Cadogan said: “I know the prison service is working really hard to get people to rehabilitate and get to a point where they are ready and able for a return into the community.
“If those released from custody are having to wait for money to live on, it is difficult for them to rehabilitate and people may be tempted to re-offend in order to survive.”
Nicola Hawkes, foodbank co-ordinator at South Liverpool Foodbank, said: “We do see people recently released from prison coming to us.
“I remember one gentleman coming in who had been recently released and he hadn’t eaten for two days.
“He opened a can of corned beef from his food parcel right in front of us and started eating it.
“At the moment, we are only just into Universal Credit in our area and are concerned about anything which might impact on our numbers.”
“He opened a can of corned beef from his food parcel right in front of us and started eating it”
In Manchester, Amy Archie, project manager at the central foodbank there, said they have also seen recently-released offenders who are waiting for their Universal Credit to come through.
“They face a five weeks waiting period or are given advance payments which are taken out when they do receive their payment,” she said.
“When people are trying to get back on their feet and reintegrate back into society, this not helpful and depending on their circumstances, it is going to put more pressure on them.
“If someone is desperate and struggling to feed themselves or their family, this is not going to help them keep away from crime,” Archie said.
‘They Are Setting People Up To Fail’
“There is a window of opportunity on release from prison for people to move away from crime,” says Helen Berresford, director of external engagement at Nacro, a national charity helping disadvantaged people. But one of the big challenges they see for recently-released offenders is access to immediate financial support.

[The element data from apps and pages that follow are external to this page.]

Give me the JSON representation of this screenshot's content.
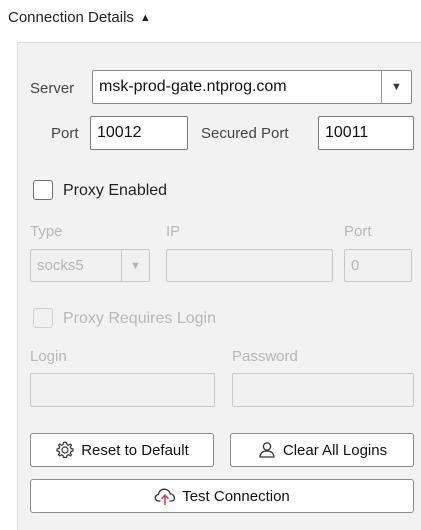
{
  "section": {
    "title": "Connection Details",
    "toggle_glyph": "▲",
    "toggle_icon": "collapse-up-icon"
  },
  "server": {
    "label": "Server",
    "value": "msk-prod-gate.ntprog.com",
    "dropdown_glyph": "▼"
  },
  "ports": {
    "port_label": "Port",
    "port_value": "10012",
    "secured_label": "Secured Port",
    "secured_value": "10011"
  },
  "proxy": {
    "enabled_label": "Proxy Enabled",
    "type_label": "Type",
    "type_value": "socks5",
    "type_dropdown_glyph": "▼",
    "ip_label": "IP",
    "ip_value": "",
    "port_label": "Port",
    "port_value": "0",
    "requires_login_label": "Proxy Requires Login",
    "login_label": "Login",
    "login_value": "",
    "password_label": "Password",
    "password_value": ""
  },
  "buttons": {
    "reset_label": "Reset to Default",
    "reset_icon": "gear-icon",
    "clear_label": "Clear All Logins",
    "clear_icon": "user-icon",
    "test_label": "Test Connection",
    "test_icon": "cloud-upload-icon"
  },
  "colors": {
    "panel_bg": "#f2f2f2",
    "disabled_text": "#b7b7b7",
    "border": "#7a7a7a"
  }
}
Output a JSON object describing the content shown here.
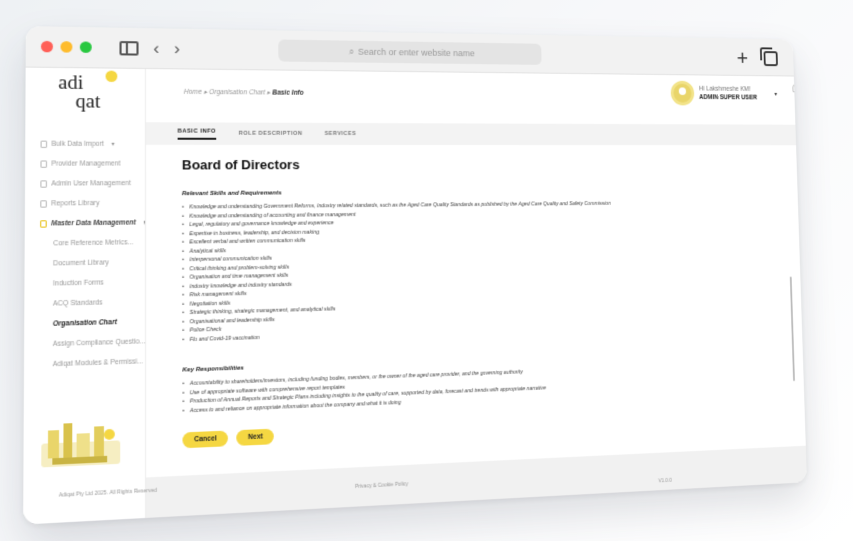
{
  "browser": {
    "address_placeholder": "Search or enter website name",
    "new_tab_label": "+"
  },
  "brand": {
    "logo_line1": "adi",
    "logo_line2": "qat"
  },
  "sidebar": {
    "items": [
      {
        "label": "Bulk Data Import",
        "chevron": "▾"
      },
      {
        "label": "Provider Management"
      },
      {
        "label": "Admin User Management"
      },
      {
        "label": "Reports Library"
      },
      {
        "label": "Master Data Management",
        "chevron": "▾"
      },
      {
        "label": "Core Reference Metrics..."
      },
      {
        "label": "Document Library"
      },
      {
        "label": "Induction Forms"
      },
      {
        "label": "ACQ Standards"
      },
      {
        "label": "Organisation Chart"
      },
      {
        "label": "Assign Compliance Questio..."
      },
      {
        "label": "Adiqat Modules & Permissi..."
      }
    ]
  },
  "breadcrumb": {
    "home": "Home",
    "parent": "Organisation Chart",
    "current": "Basic Info",
    "sep": "▸"
  },
  "user": {
    "greeting": "Hi Lakshmeshe KM!",
    "role": "ADMIN SUPER USER",
    "caret": "▾"
  },
  "tabs": [
    {
      "label": "BASIC INFO"
    },
    {
      "label": "ROLE DESCRIPTION"
    },
    {
      "label": "SERVICES"
    }
  ],
  "content": {
    "title": "Board of Directors",
    "skills_label": "Relevant Skills and Requirements",
    "skills": [
      "Knowledge and understanding Government Reforms, Industry related standards, such as the Aged Care Quality Standards as published by the Aged Care Quality and Safety Commission",
      "Knowledge and understanding of accounting and finance management",
      "Legal, regulatory and governance knowledge and experience",
      "Expertise in business, leadership, and decision making",
      "Excellent verbal and written communication skills",
      "Analytical skills",
      "Interpersonal communication skills",
      "Critical thinking and problem-solving skills",
      "Organisation and time management skills",
      "Industry knowledge and industry standards",
      "Risk management skills",
      "Negotiation skills",
      "Strategic thinking, strategic management, and analytical skills",
      "Organisational and leadership skills",
      "Police Check",
      "Flu and Covid-19 vaccination"
    ],
    "responsibilities_label": "Key Responsibilities",
    "responsibilities": [
      "Accountability to shareholders/investors, including funding bodies, members, or the owner of the aged care provider, and the governing authority",
      "Use of appropriate software with comprehensive report templates",
      "Production of Annual Reports and Strategic Plans including insights to the quality of care, supported by data, forecast and trends with appropriate narrative",
      "Access to and reliance on appropriate information about the company and what it is doing"
    ]
  },
  "actions": {
    "cancel": "Cancel",
    "next": "Next"
  },
  "footer": {
    "copyright": "Adiqat Pty Ltd 2025. All Rights Reserved",
    "privacy": "Privacy & Cookie Policy",
    "version": "V1.0.0"
  },
  "colors": {
    "accent": "#f5d742",
    "sidebar_active_icon": "#e8c21a"
  }
}
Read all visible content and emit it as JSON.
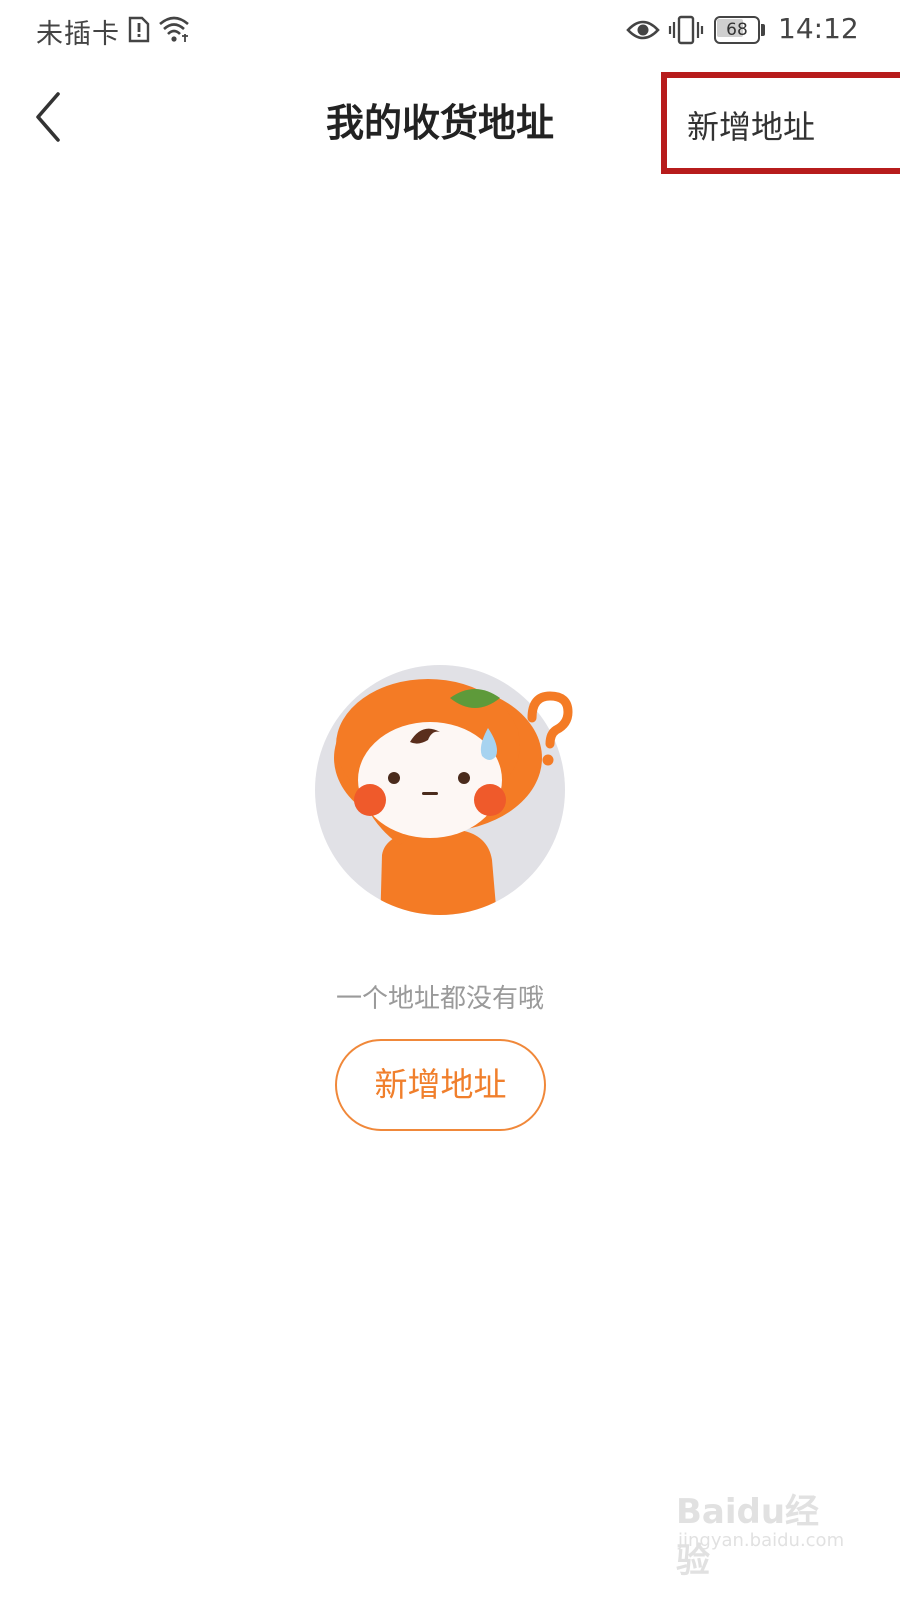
{
  "status_bar": {
    "carrier": "未插卡",
    "battery_level": "68",
    "time": "14:12",
    "icons": [
      "sim-alert-icon",
      "wifi-icon",
      "eye-icon",
      "vibrate-icon",
      "battery-icon"
    ]
  },
  "nav": {
    "back_icon": "chevron-left-icon",
    "title": "我的收货地址",
    "action_label": "新增地址",
    "highlight_color": "#b71c1c"
  },
  "empty_state": {
    "illustration": "confused-orange-mascot",
    "message": "一个地址都没有哦",
    "button_label": "新增地址",
    "accent_color": "#f07f2c"
  },
  "watermark": {
    "brand": "Baidu经验",
    "url": "jingyan.baidu.com"
  }
}
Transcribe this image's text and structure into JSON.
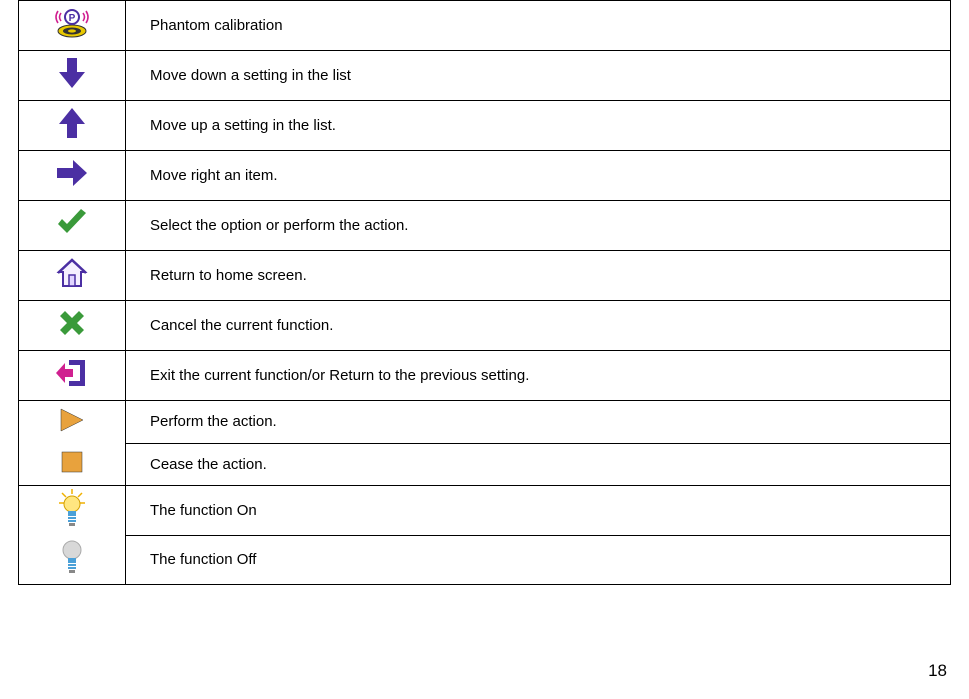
{
  "rows": [
    {
      "icon": "phantom-calibration-icon",
      "desc": "Phantom calibration"
    },
    {
      "icon": "arrow-down-icon",
      "desc": "Move down a setting in the list"
    },
    {
      "icon": "arrow-up-icon",
      "desc": "Move up a setting in the list."
    },
    {
      "icon": "arrow-right-icon",
      "desc": "Move right an item."
    },
    {
      "icon": "checkmark-icon",
      "desc": "Select the option or perform the action."
    },
    {
      "icon": "home-icon",
      "desc": "Return to home screen."
    },
    {
      "icon": "cancel-x-icon",
      "desc": "Cancel the current function."
    },
    {
      "icon": "exit-icon",
      "desc": "Exit the current function/or Return to the previous setting."
    },
    {
      "icon": "play-icon",
      "desc": "Perform the action."
    },
    {
      "icon": "stop-icon",
      "desc": "Cease the action."
    },
    {
      "icon": "bulb-on-icon",
      "desc": "The function On"
    },
    {
      "icon": "bulb-off-icon",
      "desc": "The function Off"
    }
  ],
  "page_number": "18"
}
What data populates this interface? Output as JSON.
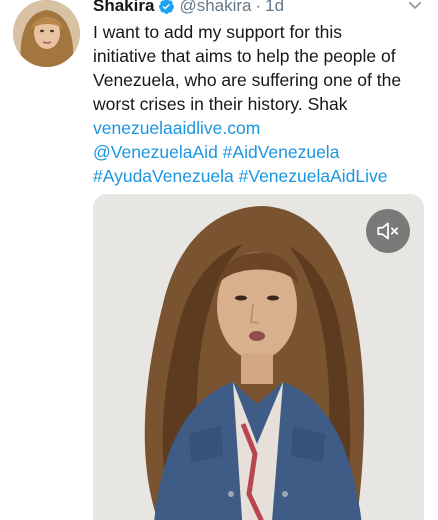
{
  "tweet": {
    "author_name": "Shakira",
    "handle": "@shakira",
    "separator": "·",
    "time": "1d",
    "text_lines": [
      "I want to add my support for this",
      "initiative that aims to help the people of",
      "Venezuela, who are suffering one of the",
      "worst crises in their history. Shak"
    ],
    "link": "venezuelaaidlive.com",
    "hashtag_line_1": "@VenezuelaAid #AidVenezuela",
    "hashtag_line_2": "#AyudaVenezuela #VenezuelaAidLive"
  },
  "icons": {
    "verified": "verified-badge-icon",
    "menu": "chevron-down-icon",
    "mute": "speaker-muted-icon"
  },
  "colors": {
    "text": "#14171a",
    "muted": "#657786",
    "link": "#1b95e0",
    "verified": "#1da1f2"
  }
}
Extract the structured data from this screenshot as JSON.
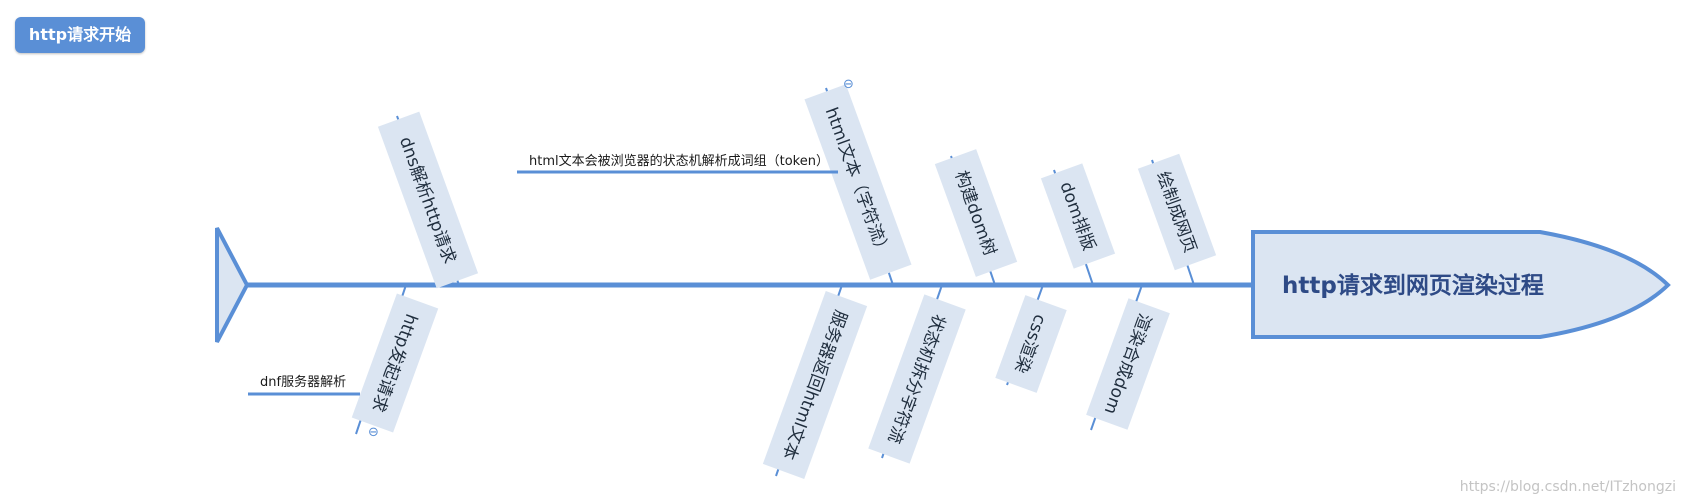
{
  "start_button": {
    "label": "http请求开始"
  },
  "head": {
    "label": "http请求到网页渲染过程"
  },
  "top_branches": [
    {
      "label": "dns解析http请求"
    },
    {
      "label": "html文本（字符流）"
    },
    {
      "label": "构建dom树"
    },
    {
      "label": "dom排版"
    },
    {
      "label": "绘制成网页"
    }
  ],
  "bottom_branches": [
    {
      "label": "http发起请求"
    },
    {
      "label": "服务器返回html文本"
    },
    {
      "label": "状态机拆分字符流"
    },
    {
      "label": "css渲染"
    },
    {
      "label": "渲染合成dom"
    }
  ],
  "sub_branches": {
    "html_text_note": "html文本会被浏览器的状态机解析成词组（token）",
    "dns_note": "dnf服务器解析"
  },
  "collapse_icons": [
    "⊖",
    "⊖"
  ],
  "colors": {
    "spine": "#5a8fd6",
    "label_bg": "#dbe5f2",
    "head_fill": "#dbe5f2",
    "start_button_bg": "#5a8fd6"
  },
  "watermark": "https://blog.csdn.net/ITzhongzi"
}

“All prisoners are given a £46 discharge grant on release. But this figure has not changed for at least 15 years and it does not go far at all.
“If the basic building blocks are not in place, people can return to familiar ways especially if they need food and money to survive.
“People need to have financial resource on day one of release otherwise they are being set up to fail.
“If they don’t have sufficient money or a home, it is really hard for people to move away from crime.”
The Department For Work and Pensions confirmed to HuffPost UK that prisoners cannot make a claim for Universal Credit while they are in prison and have to wait until release.
A spokesperson for the DWP said: “Work Coaches provide support to prisoners prior to their release to make their claim to benefits.
“This includes support in gathering all the details and documentation needed to make their Universal Credit claim and booking an appointment at the local job centre on the day of release so they can access support, including applying for advance payments of up to 100 per cent immediately if needed.
“We are constantly exploring how we can improve the support for claimants and prison leavers, including a wider national partnership to support more prisoners into employment across England and Wales.”